_Assignment_
Repeat each record exactly. Any picture gets left out.

[Data entries]
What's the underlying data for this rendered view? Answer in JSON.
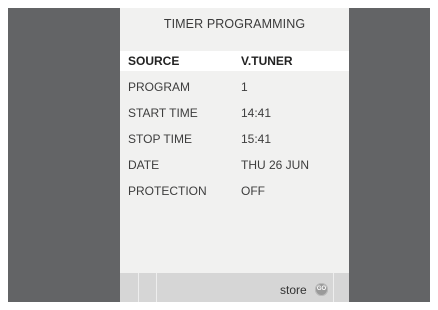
{
  "menu": {
    "title": "TIMER  PROGRAMMING",
    "rows": [
      {
        "label": "SOURCE",
        "value": "V.TUNER",
        "selected": true
      },
      {
        "label": "PROGRAM",
        "value": "1"
      },
      {
        "label": "START TIME",
        "value": "14:41"
      },
      {
        "label": "STOP TIME",
        "value": "15:41"
      },
      {
        "label": "DATE",
        "value": "THU  26 JUN"
      },
      {
        "label": "PROTECTION",
        "value": "OFF"
      }
    ]
  },
  "footer": {
    "store_label": "store",
    "go_icon_text": "GO"
  },
  "colors": {
    "background": "#636466",
    "panel": "#f1f1f0",
    "selected_row": "#ffffff",
    "footer_bar": "#d6d6d6"
  }
}
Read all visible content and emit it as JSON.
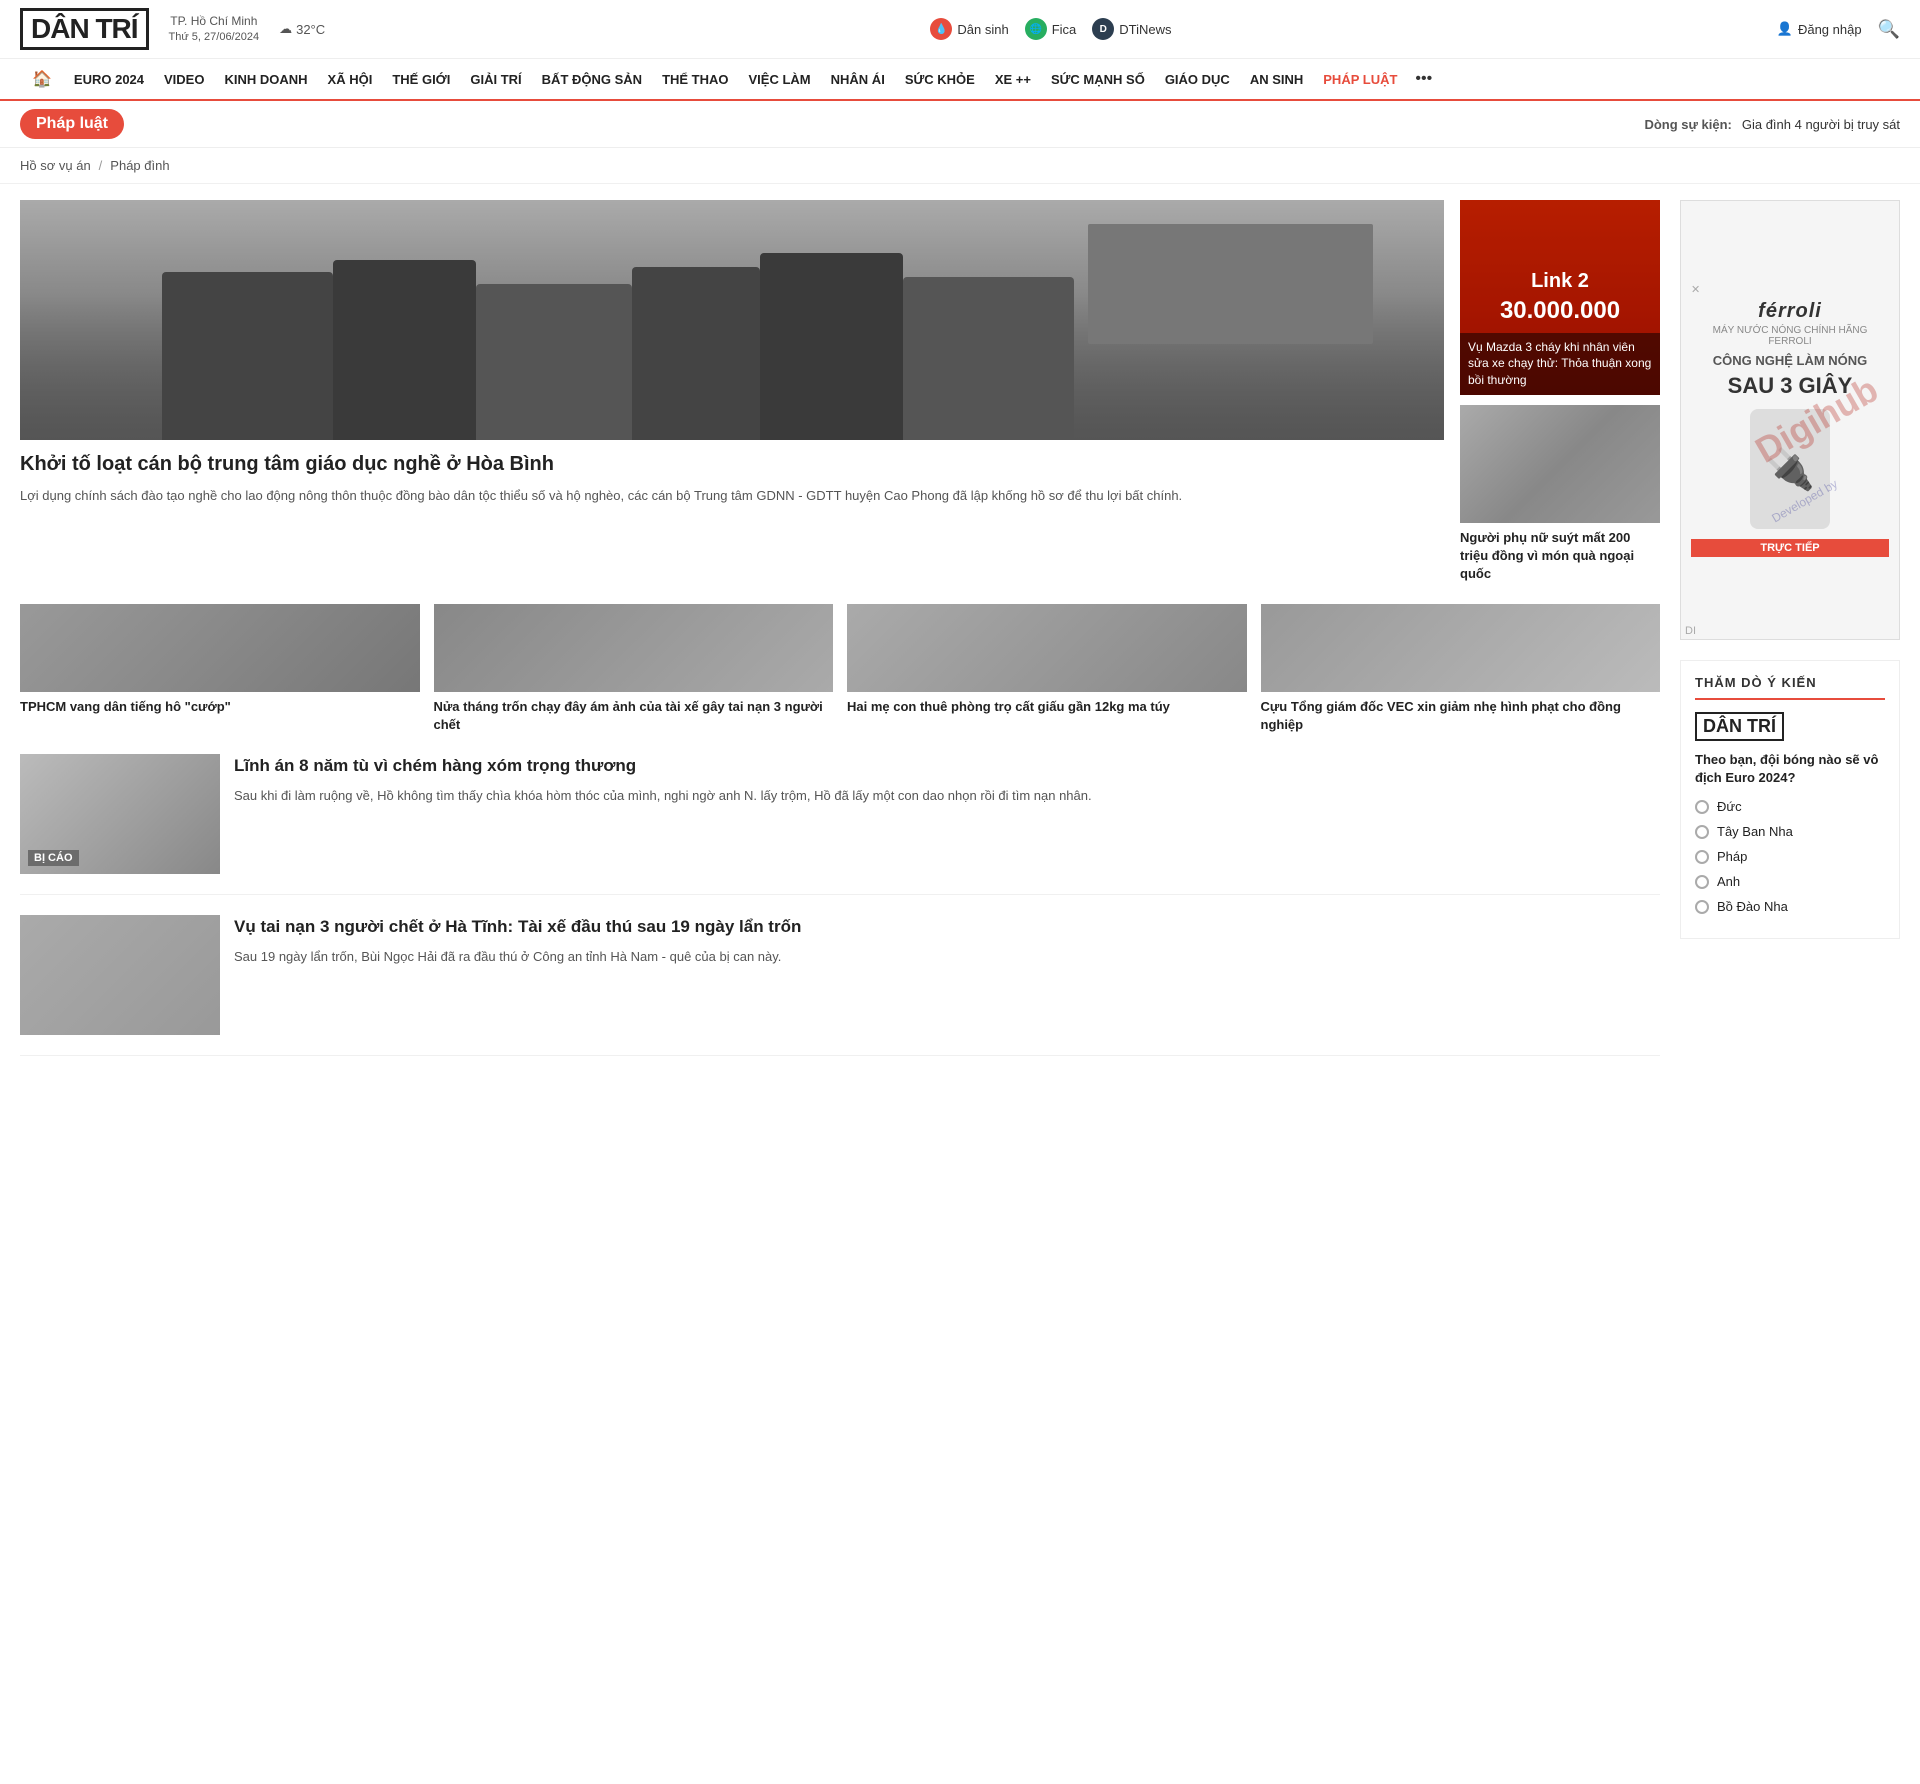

_Written reply_
What's the underlying data for this rendered view? Answer in JSON.
{
  "menu": {
    "title": "TIMER  PROGRAMMING",
    "rows": [
      {
        "label": "SOURCE",
        "value": "V.TUNER",
        "selected": true
      },
      {
        "label": "PROGRAM",
        "value": "1"
      },
      {
        "label": "START TIME",
        "value": "14:41"
      },
      {
        "label": "STOP TIME",
        "value": "15:41"
      },
      {
        "label": "DATE",
        "value": "THU  26 JUN"
      },
      {
        "label": "PROTECTION",
        "value": "OFF"
      }
    ]
  },
  "footer": {
    "store_label": "store",
    "go_icon_text": "GO"
  },
  "colors": {
    "background": "#636466",
    "panel": "#f1f1f0",
    "selected_row": "#ffffff",
    "footer_bar": "#d6d6d6"
  }
}
Read all visible content and emit it as JSON.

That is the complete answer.